Initially, I thought the only way I could reduce the 30 seconds (an eternity!) of linking time was to dig into Apple’s linker, Id64, and implement incremental linking. That task is not trivial so I first decided to profile Id64’s execution to look for low hanging fruit.

Apple provides the C++ source code of ld64, albeit a rather outdated version.  I gave it a go, hoping there wouldn’t be fundamental differences with the latest version included in XCode. The sources don’t compile out-of the box, but with some help from Macports I could make a quick profile run with Instruments.

ld64 in Intruments

The screenshot excerpt above might not tell you much at first sight, but if you read ld64’s documentation, you will quickly conclude that ld::tool::Resolver::resolve() corresponds to the Resolving stage of ld64’s pipeline. In simple terms, this stage is in charge of putting the graph representation of each object file into a larger, global graph.

Loading the individual graphs for each object file happens at an earlier stage, so, in principle, there is no reason for resolving to be very costly and it certainly shouldn’t dominate execution (76.9% of it). That said, if you take a closer look, you can see see that ld::tool::Resolver::linkTimeOptimize() takes 51.3% of the linking time.

linkTimeOptimize() performs Link Time Optimizations (LTO). In the Clang/LLVM world, this implies that the linker is provided with LLVM bitcode files, not the usual object file. This bitcode represents programs at a higher abstraction level, allowing for LTO but, as a downside, it still needs to be translated to native code, requiring extra processing time at link time.

After adding some logging to ld64 and doing some further uninteresting digging, I managed to locate the offending bitcode files. They were part of a static library which, out of good will, had a -O4 compilation setting. Quoting Clang’s manual page:

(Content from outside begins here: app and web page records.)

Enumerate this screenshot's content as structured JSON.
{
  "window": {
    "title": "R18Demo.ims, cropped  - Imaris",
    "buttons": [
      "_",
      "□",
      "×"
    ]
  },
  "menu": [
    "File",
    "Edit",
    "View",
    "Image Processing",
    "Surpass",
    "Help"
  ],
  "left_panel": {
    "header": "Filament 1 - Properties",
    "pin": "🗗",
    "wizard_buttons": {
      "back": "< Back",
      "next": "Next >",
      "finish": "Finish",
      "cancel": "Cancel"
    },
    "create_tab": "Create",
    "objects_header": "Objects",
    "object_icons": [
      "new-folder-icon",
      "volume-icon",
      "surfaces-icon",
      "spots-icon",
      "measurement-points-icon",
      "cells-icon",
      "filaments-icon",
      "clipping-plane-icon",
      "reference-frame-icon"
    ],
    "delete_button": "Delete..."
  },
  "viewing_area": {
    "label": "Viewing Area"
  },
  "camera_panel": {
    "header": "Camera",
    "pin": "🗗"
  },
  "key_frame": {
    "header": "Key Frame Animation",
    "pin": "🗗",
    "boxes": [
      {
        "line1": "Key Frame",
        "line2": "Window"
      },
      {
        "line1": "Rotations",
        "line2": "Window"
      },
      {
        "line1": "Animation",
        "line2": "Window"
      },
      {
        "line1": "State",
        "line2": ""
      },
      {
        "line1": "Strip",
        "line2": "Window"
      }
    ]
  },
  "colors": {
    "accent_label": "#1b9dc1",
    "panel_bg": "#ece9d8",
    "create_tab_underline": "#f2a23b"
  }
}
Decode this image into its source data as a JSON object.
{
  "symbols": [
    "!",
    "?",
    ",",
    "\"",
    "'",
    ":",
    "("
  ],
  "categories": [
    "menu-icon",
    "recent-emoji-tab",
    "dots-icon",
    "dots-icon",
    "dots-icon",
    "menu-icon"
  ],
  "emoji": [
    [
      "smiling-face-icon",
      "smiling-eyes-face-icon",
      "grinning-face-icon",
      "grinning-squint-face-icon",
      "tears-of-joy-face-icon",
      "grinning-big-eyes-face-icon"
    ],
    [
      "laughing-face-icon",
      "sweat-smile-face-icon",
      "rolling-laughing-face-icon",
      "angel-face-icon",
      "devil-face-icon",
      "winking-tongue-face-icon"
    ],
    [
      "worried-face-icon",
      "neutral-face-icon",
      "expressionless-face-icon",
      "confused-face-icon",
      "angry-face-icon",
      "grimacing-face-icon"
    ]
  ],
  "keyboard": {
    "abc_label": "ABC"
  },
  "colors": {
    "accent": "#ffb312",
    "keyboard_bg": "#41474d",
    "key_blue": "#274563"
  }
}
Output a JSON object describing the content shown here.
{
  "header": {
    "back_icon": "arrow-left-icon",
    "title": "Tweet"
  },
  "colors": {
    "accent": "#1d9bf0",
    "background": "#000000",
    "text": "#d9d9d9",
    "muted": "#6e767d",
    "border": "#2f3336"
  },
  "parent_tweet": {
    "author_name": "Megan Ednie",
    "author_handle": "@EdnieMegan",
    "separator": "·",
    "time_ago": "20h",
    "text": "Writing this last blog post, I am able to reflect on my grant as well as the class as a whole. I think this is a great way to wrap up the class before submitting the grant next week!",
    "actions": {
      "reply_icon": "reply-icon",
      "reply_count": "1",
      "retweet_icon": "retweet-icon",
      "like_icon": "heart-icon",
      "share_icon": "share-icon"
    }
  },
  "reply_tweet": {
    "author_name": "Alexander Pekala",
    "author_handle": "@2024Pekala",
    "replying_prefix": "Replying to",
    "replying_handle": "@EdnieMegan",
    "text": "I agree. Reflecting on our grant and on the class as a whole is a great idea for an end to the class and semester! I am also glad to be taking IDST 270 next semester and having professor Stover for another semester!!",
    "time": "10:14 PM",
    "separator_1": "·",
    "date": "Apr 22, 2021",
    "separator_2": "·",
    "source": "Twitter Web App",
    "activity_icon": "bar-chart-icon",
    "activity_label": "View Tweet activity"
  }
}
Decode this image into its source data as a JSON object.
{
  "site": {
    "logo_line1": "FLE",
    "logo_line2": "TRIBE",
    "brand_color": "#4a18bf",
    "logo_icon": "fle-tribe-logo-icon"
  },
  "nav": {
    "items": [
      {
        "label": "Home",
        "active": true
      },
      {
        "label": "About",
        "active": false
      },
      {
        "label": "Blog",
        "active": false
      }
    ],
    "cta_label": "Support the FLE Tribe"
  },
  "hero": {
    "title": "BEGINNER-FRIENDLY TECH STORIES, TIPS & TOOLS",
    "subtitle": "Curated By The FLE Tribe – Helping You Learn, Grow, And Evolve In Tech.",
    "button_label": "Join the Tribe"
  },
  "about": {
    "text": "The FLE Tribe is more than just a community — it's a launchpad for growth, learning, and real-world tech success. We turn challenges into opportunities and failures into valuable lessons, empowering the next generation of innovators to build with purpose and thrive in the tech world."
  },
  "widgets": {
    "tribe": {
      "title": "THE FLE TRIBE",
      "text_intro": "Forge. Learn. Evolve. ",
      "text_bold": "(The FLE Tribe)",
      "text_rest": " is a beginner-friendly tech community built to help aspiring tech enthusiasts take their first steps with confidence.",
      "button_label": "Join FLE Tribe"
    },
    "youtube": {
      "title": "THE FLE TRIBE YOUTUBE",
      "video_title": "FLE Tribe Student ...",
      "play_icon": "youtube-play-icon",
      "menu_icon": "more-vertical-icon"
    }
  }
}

-O4 enables link-time optimization; object files are stored in the LLVM bitcode file format and whole program optimization is done at link time.

I lowered the optimization flag to -O3 and voilà, the linker was 51% faster, saving around 15 seconds in each cycle.

Profit

With my old hardware I obtained an improvement of about 25 + 15 = 40 seconds per cycle (40 / 82 * 100 = 49 % of the waiting time). Let’s make a bold estimation of how much that saves.

Assuming:

  • A 2x improvement due to more recent hardware.
  • An Edit-Build-Test cycle every 10 minutes, per developer.
  • 5 hours of development work per day, per developer.

This would save 40 seconds / 2 * (5 * 60 / 10) = 600 seconds = 10 minutes per developer/day.

In a big iOS shop like Spotify, for every 10 iOS developers, this saves around 1 hour and 40 minutes per day, completely for free (well, I spent a few hours figuring this out but that’s negligible).

These are just bold numbers, so take them with a grain of salt. I didn’t mean to make a rigorous benchmark.

Conclusion

Optimizing your building process truly pays off. It only requires spending some time on it once in a while, ideally only costing a few hours every few months. It saves a considerable amount of time and money. But, most importantly, it will make developers happier.

Future work

Optimizing the linking stage further is a hard problem since, unlike compiling multiple source files, it’s not inherently parallelizable. But, as I mentioned earlier, incremental linking is a well known approach. Google’s Gold linker supports incremental linking and it’s well documented (see this video for instance), but unfortunately it doesn’t support Mach-O and most probably never will. I may spend our next internal hack-week working on incremental linking for ld64, assuming Apple releases the latest source code by then.

It would also make sense to improve other work flows than Edit-Build-Test. Some developers change branches often, requiring a full build every time. Unfortunately, Apple removed support for distributed builds in XCode 4.3.  I’ve already had some conversations about creating a binary version of Cocoa Pods, or even an source to object/library storage taking advantage of git hashes, but we’ll see.

Last, but no least, it would be interesting to look at our Android building flow.